I’ve been wondering lately how we ever got to a point where our public servants serve themselves and still get people to vote for them. But then I remembered history.
The Native Americans didn’t get slaughtered overnight, you know—there was over a century of people giving lip service to humanitarian relations with the Natives, while others argued for White Supremacy, or Christianity uber alles, or whatever other rationale presented itself—or they simply snuck out at night and ambushed innocent Natives, without bothering with excuses.

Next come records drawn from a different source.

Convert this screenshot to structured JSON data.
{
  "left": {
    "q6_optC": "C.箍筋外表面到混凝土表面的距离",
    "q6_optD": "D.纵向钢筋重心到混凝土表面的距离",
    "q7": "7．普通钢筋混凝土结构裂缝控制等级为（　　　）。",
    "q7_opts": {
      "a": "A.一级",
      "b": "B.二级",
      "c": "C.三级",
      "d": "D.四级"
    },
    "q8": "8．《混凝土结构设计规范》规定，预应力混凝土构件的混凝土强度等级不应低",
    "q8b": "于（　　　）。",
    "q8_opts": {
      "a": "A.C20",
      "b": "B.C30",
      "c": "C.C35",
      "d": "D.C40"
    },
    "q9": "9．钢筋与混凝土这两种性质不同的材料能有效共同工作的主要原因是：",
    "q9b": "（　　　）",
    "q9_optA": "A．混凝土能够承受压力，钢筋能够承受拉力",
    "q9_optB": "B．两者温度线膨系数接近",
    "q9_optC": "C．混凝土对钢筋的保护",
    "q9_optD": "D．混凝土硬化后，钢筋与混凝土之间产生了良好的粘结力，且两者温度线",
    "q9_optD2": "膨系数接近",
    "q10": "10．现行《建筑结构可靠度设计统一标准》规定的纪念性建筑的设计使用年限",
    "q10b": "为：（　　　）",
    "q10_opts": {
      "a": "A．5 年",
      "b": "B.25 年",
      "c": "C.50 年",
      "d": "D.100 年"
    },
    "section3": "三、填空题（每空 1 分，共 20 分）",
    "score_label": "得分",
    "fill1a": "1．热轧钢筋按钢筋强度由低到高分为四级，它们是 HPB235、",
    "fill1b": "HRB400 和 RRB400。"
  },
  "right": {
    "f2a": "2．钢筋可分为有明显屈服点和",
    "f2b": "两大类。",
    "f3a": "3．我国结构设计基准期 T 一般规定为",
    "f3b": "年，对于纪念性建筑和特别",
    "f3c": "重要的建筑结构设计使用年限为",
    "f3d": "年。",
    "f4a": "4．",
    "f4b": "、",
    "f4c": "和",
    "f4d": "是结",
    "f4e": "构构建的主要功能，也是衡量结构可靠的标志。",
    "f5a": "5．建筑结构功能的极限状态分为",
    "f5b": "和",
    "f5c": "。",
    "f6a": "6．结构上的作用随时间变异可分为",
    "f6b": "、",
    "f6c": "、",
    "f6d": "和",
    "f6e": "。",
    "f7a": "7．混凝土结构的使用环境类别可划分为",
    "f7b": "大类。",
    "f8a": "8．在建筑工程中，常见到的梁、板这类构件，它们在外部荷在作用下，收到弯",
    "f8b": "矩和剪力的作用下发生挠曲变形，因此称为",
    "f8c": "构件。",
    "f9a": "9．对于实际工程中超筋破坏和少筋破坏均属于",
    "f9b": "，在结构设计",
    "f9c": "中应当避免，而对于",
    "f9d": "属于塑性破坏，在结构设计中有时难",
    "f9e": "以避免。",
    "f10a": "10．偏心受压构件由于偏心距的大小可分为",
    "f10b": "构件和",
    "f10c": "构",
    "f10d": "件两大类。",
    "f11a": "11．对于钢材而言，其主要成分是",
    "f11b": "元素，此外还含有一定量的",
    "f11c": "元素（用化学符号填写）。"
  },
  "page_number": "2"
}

Likewise, slavery was debated and fought over, long before the Civil War. And, as with the Native American genocide, good Americans sat around their breakfast tables, saying, ‘tsk, tsk, it sure is a conundrum’—and went out and voted for public servants that wanted to rid the land of Indians, or keep our Africans safely in chains.
So our entire history is one of good people, sitting around and discussing politics like a spectator sport instead of a battle between good and evil. Yet a battle between good and evil it has always been—and continues to be in the present. We vote our fears more than our beliefs. We are more easily frightened than inspired. And, sadly, we get the government we deserve.
Our present government is on the ironically-tragic side of being a joke. But we elected them. We even heard them say incredibly disqualifying things, then voted for them. They go on TV every day and embarrass themselves trying to call a pimple a beauty mark, or call a lie an alternative truth—and we support these con artists.
Yesterday, a profoundly stupid man named Scott Pruitt, recently appointed head of the EPA, remarked that he didn’t believe in chemistry, optics, or physics in general—more specifically, he questioned the greenhouse effect of CO2 in the atmosphere—an unquestionable fact. He was appointed to head the EPA because he could be counted on to either be this stupid, or pretend to be this stupid—and, in that context, he’s doing a bang-up job.
Americans have gotten into the bad habit of questioning the veracity of things they don’t like—and politicians, seeing this as a new tool, are leading the charge. Had they had the advantage of being raised by my father, they would be more familiar with the motto of normal people who don’t like an unpleasant fact: “Tough tomatoes”.
And so I offer this sentiment to all you fat bastards who don’t like the fact that the way you stay filthy rich is by destroying our society, our environment, and given sufficient time, even yourselves—you stupid brats. Tough tomatoes. Stop yer crying (and lying and pollution) and let’s all move on to a future where the inconveniences of science and truth are dealt with, rather than squirmed around.
How childish is it for Paul Ryan to respond to a question about what’s not in the TrumpCare bill by saying, “Read the bill”—when he knows that there’s nothing in the bill to answer the question either? That evil rascal needs a foot up his ass. But that’s the trouble—we voted for these criminals—and now that they are safely in office, they get to tell us, ‘tough tomatoes’—not because they’re right, but just because they can.
If any American ever votes for a Republican, ever again, it will be proof positive that we are all idiots and deserve to be inveigled by these fuckers for however long this country can last, without real leadership.